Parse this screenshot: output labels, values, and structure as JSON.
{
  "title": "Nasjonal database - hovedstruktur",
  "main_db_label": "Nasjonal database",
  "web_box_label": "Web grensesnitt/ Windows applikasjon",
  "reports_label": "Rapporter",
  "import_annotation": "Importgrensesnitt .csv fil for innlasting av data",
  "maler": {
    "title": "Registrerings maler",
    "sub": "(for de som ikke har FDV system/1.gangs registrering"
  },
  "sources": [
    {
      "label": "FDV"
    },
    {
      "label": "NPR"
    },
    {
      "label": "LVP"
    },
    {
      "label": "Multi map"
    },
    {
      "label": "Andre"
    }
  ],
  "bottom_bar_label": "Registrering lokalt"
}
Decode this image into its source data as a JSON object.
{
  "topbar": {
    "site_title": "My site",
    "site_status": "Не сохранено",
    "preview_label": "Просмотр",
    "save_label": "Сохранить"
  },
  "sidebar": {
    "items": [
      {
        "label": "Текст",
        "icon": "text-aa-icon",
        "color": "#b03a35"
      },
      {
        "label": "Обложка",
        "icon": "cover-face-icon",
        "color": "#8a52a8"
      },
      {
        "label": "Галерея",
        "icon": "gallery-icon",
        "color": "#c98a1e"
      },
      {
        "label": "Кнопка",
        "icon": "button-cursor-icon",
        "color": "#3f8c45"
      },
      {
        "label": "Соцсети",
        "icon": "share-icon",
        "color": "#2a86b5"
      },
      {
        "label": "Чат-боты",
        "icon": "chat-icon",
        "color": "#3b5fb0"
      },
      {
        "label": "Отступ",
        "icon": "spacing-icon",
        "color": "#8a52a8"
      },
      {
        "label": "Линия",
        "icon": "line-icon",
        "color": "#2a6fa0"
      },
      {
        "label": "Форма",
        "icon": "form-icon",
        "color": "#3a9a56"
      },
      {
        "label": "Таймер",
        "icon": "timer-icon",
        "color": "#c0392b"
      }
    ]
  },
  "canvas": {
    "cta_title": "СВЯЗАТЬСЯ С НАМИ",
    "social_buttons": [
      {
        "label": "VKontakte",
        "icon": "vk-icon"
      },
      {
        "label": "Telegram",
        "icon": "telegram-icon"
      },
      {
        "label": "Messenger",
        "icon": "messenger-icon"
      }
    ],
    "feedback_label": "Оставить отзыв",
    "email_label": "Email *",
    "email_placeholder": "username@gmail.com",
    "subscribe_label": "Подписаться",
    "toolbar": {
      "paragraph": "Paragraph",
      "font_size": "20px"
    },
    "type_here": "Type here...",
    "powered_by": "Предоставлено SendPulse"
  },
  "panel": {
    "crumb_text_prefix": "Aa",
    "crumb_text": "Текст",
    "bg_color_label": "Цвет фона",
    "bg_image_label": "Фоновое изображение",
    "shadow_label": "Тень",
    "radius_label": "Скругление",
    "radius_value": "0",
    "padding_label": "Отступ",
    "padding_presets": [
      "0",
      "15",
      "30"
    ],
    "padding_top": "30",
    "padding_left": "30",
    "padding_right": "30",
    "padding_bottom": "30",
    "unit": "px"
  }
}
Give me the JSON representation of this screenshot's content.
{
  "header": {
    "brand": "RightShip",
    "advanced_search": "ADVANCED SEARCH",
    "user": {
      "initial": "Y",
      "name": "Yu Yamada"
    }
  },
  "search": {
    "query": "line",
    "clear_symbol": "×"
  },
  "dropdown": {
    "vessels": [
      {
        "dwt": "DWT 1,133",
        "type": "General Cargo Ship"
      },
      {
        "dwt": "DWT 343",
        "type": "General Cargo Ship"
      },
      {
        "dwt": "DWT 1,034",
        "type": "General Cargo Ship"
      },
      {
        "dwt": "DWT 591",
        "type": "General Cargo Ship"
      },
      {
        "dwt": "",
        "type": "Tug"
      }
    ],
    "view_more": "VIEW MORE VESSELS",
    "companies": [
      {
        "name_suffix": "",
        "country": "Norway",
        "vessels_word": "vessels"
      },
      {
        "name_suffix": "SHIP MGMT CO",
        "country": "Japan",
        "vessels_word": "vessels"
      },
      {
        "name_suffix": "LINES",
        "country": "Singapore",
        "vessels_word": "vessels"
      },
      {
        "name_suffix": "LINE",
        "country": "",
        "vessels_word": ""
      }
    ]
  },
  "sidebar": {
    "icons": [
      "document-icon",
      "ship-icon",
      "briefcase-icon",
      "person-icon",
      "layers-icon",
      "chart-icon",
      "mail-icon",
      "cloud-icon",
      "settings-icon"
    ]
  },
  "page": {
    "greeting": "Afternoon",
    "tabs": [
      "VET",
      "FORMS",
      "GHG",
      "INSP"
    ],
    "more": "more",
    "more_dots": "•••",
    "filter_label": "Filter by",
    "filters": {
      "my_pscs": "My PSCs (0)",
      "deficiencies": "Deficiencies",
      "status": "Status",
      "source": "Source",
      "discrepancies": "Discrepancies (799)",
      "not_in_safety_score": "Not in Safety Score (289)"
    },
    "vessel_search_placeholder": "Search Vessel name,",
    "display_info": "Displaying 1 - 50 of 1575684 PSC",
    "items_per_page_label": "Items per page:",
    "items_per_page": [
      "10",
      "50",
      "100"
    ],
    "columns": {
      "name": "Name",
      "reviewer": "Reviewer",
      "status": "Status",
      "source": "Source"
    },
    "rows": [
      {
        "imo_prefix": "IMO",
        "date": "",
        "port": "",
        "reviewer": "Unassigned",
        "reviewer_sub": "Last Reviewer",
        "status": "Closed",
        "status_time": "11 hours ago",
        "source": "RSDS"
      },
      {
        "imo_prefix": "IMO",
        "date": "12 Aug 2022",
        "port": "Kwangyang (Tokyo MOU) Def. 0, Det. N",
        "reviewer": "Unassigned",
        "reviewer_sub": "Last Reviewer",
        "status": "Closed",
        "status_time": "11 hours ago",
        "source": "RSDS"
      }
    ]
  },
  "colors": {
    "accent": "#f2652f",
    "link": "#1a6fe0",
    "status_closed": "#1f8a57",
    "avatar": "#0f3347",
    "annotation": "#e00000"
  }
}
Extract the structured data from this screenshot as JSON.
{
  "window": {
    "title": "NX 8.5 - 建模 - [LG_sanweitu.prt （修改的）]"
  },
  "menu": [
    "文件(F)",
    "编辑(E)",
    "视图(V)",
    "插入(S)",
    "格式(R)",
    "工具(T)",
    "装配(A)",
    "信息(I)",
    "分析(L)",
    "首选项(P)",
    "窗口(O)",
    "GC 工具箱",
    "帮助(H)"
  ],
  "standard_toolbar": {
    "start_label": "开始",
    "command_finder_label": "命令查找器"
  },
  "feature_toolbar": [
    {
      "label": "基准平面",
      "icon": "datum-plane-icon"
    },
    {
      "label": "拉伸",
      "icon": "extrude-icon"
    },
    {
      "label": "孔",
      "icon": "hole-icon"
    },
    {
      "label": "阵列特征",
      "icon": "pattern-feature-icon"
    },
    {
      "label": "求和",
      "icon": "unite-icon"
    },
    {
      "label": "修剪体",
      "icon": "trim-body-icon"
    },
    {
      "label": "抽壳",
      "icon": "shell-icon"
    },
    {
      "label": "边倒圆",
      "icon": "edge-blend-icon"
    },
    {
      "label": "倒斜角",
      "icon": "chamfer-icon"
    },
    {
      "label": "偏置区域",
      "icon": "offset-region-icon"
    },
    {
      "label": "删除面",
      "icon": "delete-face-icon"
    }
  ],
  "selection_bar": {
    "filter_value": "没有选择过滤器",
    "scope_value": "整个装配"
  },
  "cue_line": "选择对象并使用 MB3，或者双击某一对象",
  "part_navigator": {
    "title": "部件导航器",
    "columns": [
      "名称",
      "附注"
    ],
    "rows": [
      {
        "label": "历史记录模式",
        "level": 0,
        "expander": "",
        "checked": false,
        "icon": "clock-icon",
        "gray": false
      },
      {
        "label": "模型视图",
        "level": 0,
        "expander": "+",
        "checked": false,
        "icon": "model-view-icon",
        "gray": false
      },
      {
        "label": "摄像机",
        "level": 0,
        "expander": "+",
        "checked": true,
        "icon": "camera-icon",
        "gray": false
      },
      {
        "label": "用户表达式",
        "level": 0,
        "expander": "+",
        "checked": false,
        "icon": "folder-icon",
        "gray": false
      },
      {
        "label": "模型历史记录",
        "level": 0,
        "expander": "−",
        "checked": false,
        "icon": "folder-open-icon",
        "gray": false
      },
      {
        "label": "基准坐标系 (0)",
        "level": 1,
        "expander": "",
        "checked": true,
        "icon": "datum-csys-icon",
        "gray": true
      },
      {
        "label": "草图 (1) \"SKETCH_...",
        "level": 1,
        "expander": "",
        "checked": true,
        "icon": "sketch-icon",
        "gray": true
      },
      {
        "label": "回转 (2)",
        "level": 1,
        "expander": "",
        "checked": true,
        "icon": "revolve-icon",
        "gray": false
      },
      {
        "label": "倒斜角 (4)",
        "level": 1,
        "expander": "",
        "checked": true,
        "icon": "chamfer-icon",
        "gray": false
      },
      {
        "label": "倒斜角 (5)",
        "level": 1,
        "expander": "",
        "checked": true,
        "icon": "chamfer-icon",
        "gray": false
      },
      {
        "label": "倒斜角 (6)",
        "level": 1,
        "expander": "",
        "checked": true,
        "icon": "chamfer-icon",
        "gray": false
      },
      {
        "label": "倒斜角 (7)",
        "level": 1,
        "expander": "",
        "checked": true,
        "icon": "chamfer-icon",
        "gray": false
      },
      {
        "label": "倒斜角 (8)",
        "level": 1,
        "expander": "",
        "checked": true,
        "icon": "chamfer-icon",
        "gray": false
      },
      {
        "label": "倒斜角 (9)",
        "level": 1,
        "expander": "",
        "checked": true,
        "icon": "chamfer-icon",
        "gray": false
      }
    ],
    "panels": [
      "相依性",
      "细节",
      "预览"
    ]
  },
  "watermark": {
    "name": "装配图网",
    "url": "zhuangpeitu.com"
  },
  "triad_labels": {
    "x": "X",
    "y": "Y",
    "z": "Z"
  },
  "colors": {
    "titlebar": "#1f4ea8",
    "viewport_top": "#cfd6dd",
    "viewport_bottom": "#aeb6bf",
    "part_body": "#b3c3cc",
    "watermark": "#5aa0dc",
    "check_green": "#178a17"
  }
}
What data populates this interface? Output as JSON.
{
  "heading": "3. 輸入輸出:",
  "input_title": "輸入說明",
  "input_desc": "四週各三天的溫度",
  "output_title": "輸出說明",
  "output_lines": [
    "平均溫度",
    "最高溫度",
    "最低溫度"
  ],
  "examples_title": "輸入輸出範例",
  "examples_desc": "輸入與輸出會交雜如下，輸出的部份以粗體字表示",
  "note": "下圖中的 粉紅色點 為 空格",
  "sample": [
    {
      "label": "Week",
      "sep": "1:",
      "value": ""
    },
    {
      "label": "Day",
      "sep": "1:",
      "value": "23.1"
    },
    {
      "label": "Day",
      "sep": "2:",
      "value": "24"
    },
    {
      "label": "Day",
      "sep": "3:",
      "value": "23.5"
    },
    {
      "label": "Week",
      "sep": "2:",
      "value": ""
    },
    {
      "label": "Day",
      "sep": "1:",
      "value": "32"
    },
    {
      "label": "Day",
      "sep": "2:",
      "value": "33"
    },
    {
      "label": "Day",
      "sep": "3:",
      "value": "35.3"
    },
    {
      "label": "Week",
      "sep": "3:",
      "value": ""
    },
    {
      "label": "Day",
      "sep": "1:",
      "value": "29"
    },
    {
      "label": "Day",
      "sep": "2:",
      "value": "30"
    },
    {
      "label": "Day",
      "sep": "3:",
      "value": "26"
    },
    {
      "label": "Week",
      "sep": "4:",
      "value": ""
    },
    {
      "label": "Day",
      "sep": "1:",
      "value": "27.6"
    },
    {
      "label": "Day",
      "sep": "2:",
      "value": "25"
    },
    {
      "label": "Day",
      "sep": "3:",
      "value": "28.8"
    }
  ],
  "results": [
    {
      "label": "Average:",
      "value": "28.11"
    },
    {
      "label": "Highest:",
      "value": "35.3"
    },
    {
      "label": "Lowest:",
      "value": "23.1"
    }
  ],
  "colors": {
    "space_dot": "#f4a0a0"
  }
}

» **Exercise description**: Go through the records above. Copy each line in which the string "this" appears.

» **Exercise response**:
Parse this screenshot: output labels, values, and structure as JSON.
Decode this image into its source data as a JSON object.
Give me the JSON representation of this screenshot's content.
Extract the structured data from this screenshot as JSON.
What data populates this interface? Output as JSON.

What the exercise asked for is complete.